Things have been pretty depressing on the environmental front of late.
A recent report from the UN warns that one million species worldwide are at risk of extinction, a number unprecedented in human history. People, including our world leaders, persist in denying that man-made climate change is happening, and that we need to do something about it, even in the face of the latest science that tells us we have only a dozen years to prevent catastrophe. Our governments, even if they say all the right things, nurse along the fossil fuel industry billionaires in a way they sure never did when it was forestry jobs on the line. One could be forgiven for being cynical. But there have also been some bright spots. Paul Manley was elected member of parliament in a byelection in Nanaimo-Ladysmith, and he’s from the Green Party. Indeed, the Green Party has made inroads in many areas of the country, including PEI and New Brunswick. Even if I’m not expecting a Green government takeover, it does hearten me that so many people are concerned enough about the future of our environment that they’re starting to take it to the polls.
And in the Citizen on Wednesday we had a couple of good environmental news stories. First was notification from the Municipality of North Cowichan that it’s trying a new, more environmentally friendly way to kill weeds along roadsides and sidewalks. With no toxic herbicides involved, this new product uses mostly super-heated water, with a tiny bit of plant oils and sugars.

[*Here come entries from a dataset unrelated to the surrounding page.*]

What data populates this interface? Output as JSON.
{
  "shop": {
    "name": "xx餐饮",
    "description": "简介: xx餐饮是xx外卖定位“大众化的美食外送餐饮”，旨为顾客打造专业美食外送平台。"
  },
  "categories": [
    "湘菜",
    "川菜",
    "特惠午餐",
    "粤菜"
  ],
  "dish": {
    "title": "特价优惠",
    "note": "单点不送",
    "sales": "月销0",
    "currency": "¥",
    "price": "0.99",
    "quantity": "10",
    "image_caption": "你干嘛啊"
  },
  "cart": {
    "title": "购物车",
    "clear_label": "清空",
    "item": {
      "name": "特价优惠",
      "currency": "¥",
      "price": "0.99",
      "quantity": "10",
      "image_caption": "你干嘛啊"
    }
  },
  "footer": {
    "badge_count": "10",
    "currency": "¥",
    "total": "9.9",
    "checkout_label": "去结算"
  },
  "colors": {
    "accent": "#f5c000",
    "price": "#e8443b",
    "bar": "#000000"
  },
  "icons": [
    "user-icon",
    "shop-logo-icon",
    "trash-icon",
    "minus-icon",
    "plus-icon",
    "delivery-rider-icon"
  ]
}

The actions that various levels of government have taken over the years to control weeds on their properties has been a problem for those who have been trying to avoid noxious chemicals. Sprays have been used in public places, and adjacent to people’s private properties that they would hot have chosen to be exposed to for themselves.
The second environmentally interesting story was about the Cowichan Valley Regional District monitoring a new waste facility in Nova Scotia. This facility is using new technologies to take solid waste and make it into high-value fuels and recyclable materials.
Garbage is a big problem. In the Cowichan Valley it’s one we’ve chose to hide away from, in recent years. We ship our garbage to the U.S. in an out of sight, out of mind arrangement that can’t go on forever. We have to take responsibility for the waste we create. Increasingly composting and recycling, and actually reducing the waste we produce is vital, but realistically, we’re still going to have some stuff to throw away. If we can build ourselves a facility to deal with our garbage, it would be a huge step forward.